DIRECTIONS> Your task is to find every line in the records that holds the string "title" and copy it.

DATASET ENTRIES>
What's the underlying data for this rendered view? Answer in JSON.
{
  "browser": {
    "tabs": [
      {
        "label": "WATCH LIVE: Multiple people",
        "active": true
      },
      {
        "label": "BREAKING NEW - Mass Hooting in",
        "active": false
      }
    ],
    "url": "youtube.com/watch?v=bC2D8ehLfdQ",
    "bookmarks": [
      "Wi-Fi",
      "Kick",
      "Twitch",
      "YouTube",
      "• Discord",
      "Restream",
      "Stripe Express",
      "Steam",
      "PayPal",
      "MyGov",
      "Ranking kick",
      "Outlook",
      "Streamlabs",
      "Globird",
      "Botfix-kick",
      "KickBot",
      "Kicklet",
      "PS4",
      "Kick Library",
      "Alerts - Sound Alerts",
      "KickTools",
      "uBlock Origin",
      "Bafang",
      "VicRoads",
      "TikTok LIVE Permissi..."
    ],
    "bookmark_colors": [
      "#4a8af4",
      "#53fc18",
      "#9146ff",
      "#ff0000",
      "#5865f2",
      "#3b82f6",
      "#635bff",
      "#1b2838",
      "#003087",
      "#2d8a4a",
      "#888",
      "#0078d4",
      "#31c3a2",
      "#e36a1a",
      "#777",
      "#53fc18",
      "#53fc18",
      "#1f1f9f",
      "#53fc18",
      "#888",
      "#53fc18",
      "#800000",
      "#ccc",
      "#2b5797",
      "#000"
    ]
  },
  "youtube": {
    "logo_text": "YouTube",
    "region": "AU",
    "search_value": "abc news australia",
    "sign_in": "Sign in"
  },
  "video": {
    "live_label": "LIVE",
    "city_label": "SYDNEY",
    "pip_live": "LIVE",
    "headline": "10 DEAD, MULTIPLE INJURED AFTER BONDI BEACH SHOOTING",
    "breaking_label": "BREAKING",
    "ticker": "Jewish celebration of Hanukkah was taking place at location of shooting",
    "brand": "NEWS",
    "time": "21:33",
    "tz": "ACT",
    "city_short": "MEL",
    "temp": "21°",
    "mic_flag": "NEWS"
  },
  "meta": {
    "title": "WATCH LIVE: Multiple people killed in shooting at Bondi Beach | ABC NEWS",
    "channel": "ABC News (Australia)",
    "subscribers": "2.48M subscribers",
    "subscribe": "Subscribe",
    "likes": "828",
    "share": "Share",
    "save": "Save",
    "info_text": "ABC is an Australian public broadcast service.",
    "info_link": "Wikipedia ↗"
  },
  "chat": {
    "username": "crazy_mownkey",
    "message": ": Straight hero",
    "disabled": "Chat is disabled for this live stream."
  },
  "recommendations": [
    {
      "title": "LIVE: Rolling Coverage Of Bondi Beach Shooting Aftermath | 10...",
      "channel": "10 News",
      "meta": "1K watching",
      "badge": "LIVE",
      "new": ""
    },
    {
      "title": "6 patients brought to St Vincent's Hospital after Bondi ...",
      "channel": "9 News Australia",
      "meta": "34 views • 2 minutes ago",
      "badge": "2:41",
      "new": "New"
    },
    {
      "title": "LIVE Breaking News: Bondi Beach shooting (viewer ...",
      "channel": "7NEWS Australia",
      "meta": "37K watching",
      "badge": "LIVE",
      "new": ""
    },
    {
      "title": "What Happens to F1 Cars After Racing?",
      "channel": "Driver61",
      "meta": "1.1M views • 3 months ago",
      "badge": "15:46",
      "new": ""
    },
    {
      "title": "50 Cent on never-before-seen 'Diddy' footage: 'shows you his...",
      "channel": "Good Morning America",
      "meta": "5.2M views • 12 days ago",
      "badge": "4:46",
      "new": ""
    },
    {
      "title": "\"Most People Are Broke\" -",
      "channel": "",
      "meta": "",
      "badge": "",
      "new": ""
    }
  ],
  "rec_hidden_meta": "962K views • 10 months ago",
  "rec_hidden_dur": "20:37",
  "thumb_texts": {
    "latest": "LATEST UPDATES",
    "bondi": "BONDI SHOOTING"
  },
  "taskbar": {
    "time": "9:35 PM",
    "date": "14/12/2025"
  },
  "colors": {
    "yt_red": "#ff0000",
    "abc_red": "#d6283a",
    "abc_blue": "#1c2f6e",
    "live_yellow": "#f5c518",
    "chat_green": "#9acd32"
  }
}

SOLVED PROBLEM>
    "title": "WATCH LIVE: Multiple people killed in shooting at Bondi Beach | ABC NEWS",
      "title": "LIVE: Rolling Coverage Of Bondi Beach Shooting Aftermath | 10...",
      "title": "6 patients brought to St Vincent's Hospital after Bondi ...",
      "title": "LIVE Breaking News: Bondi Beach shooting (viewer ...",
      "title": "What Happens to F1 Cars After Racing?",
      "title": "50 Cent on never-before-seen 'Diddy' footage: 'shows you his...",
      "title": "\"Most People Are Broke\" -",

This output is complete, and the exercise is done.